(Entries shown begins)
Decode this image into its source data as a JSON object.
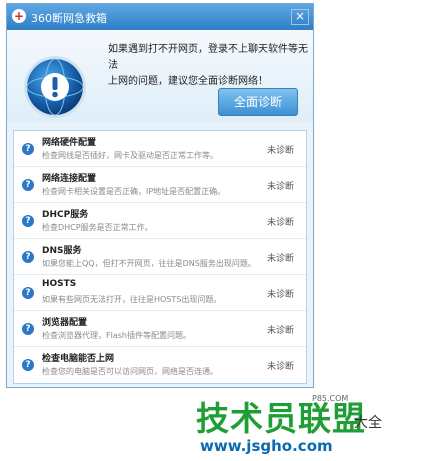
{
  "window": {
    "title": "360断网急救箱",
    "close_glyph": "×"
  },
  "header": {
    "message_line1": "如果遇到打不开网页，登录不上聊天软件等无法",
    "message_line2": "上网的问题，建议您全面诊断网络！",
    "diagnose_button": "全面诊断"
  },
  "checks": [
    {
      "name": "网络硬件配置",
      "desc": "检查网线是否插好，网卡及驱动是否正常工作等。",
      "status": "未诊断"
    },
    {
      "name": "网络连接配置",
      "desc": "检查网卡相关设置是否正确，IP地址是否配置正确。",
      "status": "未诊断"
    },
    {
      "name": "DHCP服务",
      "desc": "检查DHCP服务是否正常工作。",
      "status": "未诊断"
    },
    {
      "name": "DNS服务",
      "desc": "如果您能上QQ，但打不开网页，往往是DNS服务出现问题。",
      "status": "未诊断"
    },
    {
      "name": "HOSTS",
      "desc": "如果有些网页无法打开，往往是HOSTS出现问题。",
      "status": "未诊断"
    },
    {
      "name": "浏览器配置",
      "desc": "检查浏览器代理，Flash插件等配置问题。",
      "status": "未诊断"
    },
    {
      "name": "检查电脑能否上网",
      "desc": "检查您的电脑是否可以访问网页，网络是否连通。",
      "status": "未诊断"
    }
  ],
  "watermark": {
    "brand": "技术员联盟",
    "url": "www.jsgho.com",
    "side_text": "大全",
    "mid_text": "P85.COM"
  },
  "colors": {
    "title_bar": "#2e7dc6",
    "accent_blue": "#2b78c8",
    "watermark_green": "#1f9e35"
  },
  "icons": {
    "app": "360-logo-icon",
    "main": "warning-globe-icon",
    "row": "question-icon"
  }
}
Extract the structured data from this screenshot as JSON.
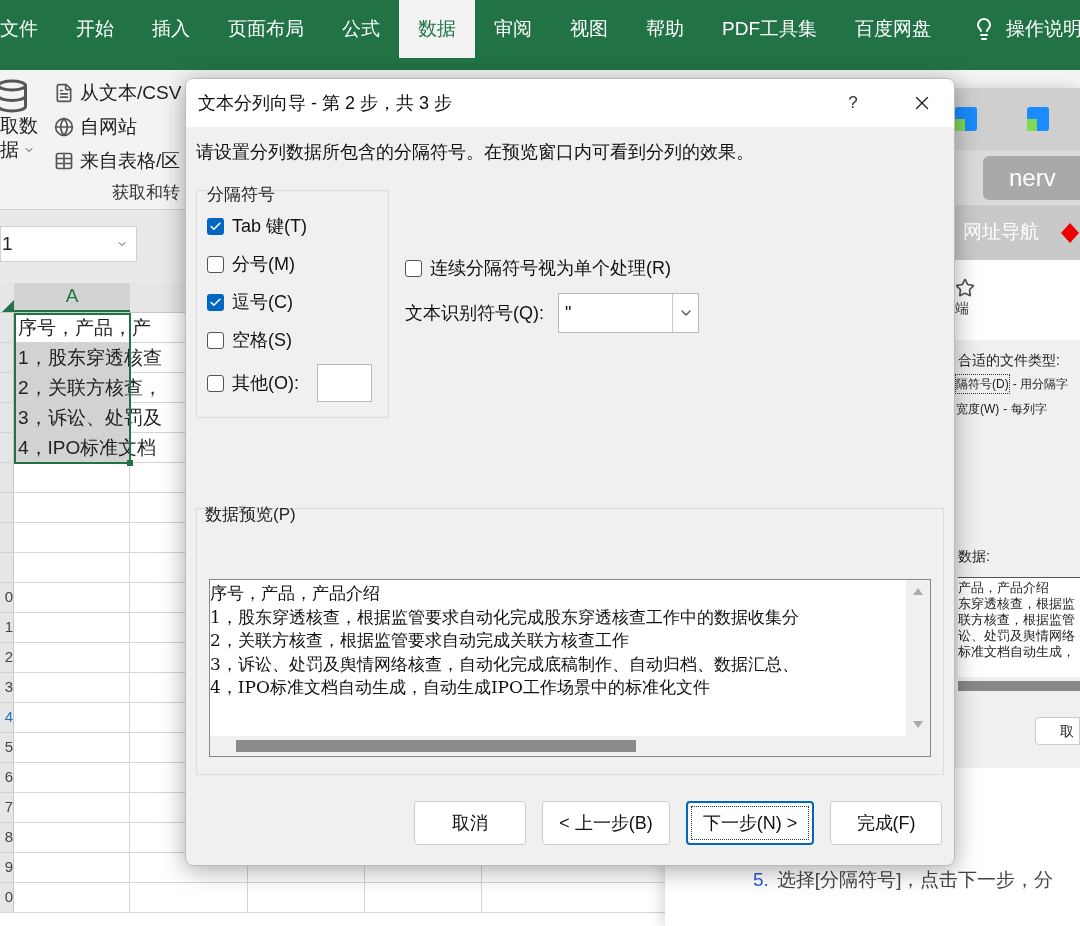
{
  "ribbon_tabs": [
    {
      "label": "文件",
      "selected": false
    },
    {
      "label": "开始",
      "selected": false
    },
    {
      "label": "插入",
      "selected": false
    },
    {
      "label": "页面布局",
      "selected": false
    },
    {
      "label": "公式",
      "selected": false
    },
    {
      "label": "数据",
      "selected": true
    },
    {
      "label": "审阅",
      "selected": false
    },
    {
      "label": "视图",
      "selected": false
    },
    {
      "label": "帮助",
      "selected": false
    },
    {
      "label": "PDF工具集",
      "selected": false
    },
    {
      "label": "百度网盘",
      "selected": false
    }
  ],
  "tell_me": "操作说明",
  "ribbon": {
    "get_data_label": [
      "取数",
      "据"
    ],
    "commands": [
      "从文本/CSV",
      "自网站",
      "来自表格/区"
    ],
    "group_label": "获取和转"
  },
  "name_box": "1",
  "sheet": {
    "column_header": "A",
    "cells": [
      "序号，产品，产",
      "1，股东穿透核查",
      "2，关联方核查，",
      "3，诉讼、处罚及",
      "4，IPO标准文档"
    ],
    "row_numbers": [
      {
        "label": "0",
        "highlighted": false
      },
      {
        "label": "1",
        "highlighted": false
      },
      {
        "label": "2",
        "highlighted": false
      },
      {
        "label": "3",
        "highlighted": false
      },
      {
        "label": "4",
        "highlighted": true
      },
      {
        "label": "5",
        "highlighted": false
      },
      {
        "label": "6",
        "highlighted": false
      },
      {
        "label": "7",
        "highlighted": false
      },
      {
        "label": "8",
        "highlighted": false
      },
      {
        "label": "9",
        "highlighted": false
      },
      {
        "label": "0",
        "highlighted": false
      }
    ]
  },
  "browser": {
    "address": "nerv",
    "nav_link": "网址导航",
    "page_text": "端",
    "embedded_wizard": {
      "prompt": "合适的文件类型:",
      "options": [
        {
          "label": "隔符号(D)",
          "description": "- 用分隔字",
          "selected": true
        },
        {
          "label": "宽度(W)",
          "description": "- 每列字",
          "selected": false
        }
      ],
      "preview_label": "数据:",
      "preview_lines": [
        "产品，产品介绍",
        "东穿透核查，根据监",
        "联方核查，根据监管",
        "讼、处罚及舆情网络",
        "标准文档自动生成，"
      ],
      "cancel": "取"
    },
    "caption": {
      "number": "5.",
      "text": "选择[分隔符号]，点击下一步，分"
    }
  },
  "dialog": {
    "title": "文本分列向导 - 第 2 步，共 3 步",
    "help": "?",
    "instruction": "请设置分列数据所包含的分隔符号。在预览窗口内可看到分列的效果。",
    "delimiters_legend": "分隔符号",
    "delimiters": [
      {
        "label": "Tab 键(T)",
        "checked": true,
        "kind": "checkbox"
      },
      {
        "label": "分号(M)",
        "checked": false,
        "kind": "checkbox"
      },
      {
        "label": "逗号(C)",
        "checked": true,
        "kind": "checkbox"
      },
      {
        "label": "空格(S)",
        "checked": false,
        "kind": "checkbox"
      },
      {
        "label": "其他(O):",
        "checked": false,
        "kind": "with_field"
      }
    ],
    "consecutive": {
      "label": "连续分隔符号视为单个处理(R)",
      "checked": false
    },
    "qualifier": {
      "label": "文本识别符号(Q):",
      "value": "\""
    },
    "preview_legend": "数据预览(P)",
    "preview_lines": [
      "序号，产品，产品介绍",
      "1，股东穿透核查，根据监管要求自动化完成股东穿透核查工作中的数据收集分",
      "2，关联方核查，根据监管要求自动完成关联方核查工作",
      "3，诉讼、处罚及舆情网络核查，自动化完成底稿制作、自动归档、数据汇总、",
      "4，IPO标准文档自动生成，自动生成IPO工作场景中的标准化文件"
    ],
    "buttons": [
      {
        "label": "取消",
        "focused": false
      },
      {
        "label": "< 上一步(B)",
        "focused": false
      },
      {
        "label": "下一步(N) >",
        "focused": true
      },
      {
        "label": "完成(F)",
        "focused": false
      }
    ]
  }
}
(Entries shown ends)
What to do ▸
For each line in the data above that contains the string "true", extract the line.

Exercise answer ▸
      "selected": true
        "highlighted": true
          "selected": true
        "checked": true,
        "checked": true,
        "focused": true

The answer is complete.